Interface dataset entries
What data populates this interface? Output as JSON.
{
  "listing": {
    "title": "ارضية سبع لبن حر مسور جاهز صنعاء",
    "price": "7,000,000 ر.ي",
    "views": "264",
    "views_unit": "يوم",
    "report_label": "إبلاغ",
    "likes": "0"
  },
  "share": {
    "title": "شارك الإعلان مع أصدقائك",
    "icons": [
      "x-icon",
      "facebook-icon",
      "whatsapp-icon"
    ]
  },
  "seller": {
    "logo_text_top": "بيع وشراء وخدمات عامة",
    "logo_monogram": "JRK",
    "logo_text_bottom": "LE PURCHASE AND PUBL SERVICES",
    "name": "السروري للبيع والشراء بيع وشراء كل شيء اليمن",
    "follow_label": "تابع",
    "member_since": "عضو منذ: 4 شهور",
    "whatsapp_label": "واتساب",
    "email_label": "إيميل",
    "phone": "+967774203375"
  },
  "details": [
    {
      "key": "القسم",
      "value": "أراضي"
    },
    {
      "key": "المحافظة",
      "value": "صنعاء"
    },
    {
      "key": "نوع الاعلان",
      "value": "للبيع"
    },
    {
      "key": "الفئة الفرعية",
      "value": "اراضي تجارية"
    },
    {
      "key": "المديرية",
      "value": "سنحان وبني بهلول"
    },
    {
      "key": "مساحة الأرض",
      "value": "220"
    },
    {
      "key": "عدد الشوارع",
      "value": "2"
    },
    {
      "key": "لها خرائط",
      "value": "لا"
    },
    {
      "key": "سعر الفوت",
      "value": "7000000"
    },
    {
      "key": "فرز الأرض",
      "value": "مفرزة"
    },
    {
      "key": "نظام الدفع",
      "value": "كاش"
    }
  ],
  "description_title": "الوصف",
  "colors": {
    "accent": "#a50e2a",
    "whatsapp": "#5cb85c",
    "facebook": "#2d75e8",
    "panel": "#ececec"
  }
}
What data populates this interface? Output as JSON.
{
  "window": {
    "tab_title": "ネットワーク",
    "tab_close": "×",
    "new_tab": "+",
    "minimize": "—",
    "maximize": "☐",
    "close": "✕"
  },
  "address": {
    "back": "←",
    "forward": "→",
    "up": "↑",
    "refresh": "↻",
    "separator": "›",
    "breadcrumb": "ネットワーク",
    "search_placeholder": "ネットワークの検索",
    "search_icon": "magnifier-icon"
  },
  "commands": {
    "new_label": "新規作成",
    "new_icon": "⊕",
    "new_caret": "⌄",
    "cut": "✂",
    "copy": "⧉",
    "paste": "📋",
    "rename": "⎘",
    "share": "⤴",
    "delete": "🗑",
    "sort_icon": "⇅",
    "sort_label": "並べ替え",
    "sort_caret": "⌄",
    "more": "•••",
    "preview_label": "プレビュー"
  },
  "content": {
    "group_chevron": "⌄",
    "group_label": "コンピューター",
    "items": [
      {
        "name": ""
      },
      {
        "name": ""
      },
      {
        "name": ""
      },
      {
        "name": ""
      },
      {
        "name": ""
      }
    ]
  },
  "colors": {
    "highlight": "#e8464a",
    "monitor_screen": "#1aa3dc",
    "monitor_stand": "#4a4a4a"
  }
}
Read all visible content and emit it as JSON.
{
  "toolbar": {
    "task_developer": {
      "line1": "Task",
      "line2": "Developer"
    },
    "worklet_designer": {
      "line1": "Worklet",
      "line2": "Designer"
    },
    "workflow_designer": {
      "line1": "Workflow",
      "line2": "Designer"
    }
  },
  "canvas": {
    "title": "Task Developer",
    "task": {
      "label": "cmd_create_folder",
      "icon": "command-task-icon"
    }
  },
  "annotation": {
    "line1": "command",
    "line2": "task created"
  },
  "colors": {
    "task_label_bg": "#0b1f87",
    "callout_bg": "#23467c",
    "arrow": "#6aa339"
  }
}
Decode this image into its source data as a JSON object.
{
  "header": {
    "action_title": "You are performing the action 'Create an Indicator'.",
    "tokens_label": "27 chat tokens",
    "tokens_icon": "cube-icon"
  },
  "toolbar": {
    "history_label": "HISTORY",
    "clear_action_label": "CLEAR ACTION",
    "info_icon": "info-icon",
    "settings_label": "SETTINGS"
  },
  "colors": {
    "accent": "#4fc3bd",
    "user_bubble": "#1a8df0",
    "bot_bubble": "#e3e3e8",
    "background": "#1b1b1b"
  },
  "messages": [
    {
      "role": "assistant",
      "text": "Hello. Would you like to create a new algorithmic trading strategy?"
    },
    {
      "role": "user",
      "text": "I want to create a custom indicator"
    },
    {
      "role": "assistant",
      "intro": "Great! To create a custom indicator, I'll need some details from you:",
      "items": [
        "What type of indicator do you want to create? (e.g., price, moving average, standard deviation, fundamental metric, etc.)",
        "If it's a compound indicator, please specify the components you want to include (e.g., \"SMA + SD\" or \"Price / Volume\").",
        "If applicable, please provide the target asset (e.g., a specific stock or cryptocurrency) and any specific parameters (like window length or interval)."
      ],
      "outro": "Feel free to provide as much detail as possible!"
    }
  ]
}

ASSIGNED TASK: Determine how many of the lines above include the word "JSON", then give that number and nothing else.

RESULT: 4